My Kris Draper Page

Before the 2001-02 season began, Kris Draper, much like any other professional athlete, had his own personal list of expectations. But for all of the individual benchmarks he hoped to reach, each and every one took second billing. He had a simple focus: winning hockey's biggest prize.

And although he would go on to record a career-best 15 goals on the campaign, it would have meant nothing, he asserts, if Detroit hadn't won the Stanley Cup, the team's third crown in the past six years.

"We all have personal goals before the season begins, but the bottom line is wanting to win a Cup," said Draper, whose energetic and enthusiastic play was integral in earning the Original Six club another championship. "It would be a pretty hollow feeling to have a good year individually speaking and not win a Stanley Cup."

That unselfish attitude is indicative of Draper's on-ice play. Preventing a goal rather than scoring one, in his estimation, is equally as rewarding. Ask the Toronto native about the past season and the conversation begins and ends with the word 'Stanley.'

Detroit may boast one of the game's true all-star lineups, an imposing mixture of future Hall of Famers and up-and-coming superstars.
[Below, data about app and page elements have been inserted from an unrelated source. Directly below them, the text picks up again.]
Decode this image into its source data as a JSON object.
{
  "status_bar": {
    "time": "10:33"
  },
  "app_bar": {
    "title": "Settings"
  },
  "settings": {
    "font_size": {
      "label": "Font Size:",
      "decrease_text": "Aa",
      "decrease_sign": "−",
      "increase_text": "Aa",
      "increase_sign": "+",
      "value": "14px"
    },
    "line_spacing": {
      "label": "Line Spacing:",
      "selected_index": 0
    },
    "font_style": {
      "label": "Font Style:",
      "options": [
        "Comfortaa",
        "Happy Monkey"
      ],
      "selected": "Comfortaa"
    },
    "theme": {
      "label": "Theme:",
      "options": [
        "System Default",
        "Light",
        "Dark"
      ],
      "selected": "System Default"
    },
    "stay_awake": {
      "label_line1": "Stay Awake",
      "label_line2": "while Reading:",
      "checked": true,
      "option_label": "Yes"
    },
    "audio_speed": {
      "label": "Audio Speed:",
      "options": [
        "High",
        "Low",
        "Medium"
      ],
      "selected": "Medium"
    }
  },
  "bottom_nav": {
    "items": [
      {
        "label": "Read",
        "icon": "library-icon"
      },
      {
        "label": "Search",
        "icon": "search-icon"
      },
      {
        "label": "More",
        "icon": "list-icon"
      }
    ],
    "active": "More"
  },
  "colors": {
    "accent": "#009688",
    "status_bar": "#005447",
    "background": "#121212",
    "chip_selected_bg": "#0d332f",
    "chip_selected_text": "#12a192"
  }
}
And while players such as Draper may sometimes be overlooked, it's certainly not the case when it comes to those he plays with.

"Kris is the type of player every team would love to have," said Steve Yzerman, team captain and hockey icon in the state of Michigan and beyond. "He's the type of guy who never seems to stop working every shift he takes."

Draper is pro hockey's version of the animated cartoon star, tazmanian Devil. No. 33 is a whirling, twirling, spinning centreman, whose game is based on constant motion and the need for speed.

Pursuing a loose puck, breaking up an odd-man rush, digging in the corners or delivering a solid check, Draper can pretty much do it all. And while the fanfare may be lacking for a player who relies on crash and bash rather than flash and finesse, there's no denying his abilities are deserving of the utmost respect.

Fittingly, Draper, who is smaller and lighter than most of his hockey counterparts, had his biggest season, offensively speaking. But even those numbers take second billing to another one, more specifically, plus-26. That was the former Ottawa 67's final plus/minus total for 2001-02, a testament to his invaluable presence in the Detroit lineup.

Closing in on one month before the puck drops on another season, Draper, who was originally drafted by the Winnipeg Jets, is back to talking hockey. And when the subject arises, it's a simple case of same old, same old.

"It would be great to win another one," said Draper, who netted three game-winning markers last season. "It's difficult to win even one and even tougher to defend the title."

As for his own contributions, the player who once cheered for his hometown Toronto Maple Leafs, would love nothing more than to duplicate or surpass the 30 points he posted this past year. But only if it means adding a fourth Stanley Cup ring to his collection.

Achieving that goal, he admits, won't be easy, considering you and your teammates are the current owners of something over 600 players are focused on calling their own.

"There are so many good teams in this league that it's a pretty scary thought knowing what you'll have to do to win at all again. We definitely have the players to do it, but there are definitely other teams that can say the same. But that's what makes winning the Cup special. You have to battle every game to earn it."

Detroit's defence of Lord Stanley begins on October 10, when they take on San Jose, a new rival who will undoubtedly be eager to knock off the boys from Motown. The Red Wings will be on the visitor's bench in four of the first five games of the 2002-03 season, a tough start, but one Draper and co. are eager to undertake.

And once again, Draper will put his mathematical theories to the test. Only this time, the goal isn't 16, it's four.

Surpassing his current career high for goals, he says with a smile, just doesn't add up to what a fourth Stanley Cup offers.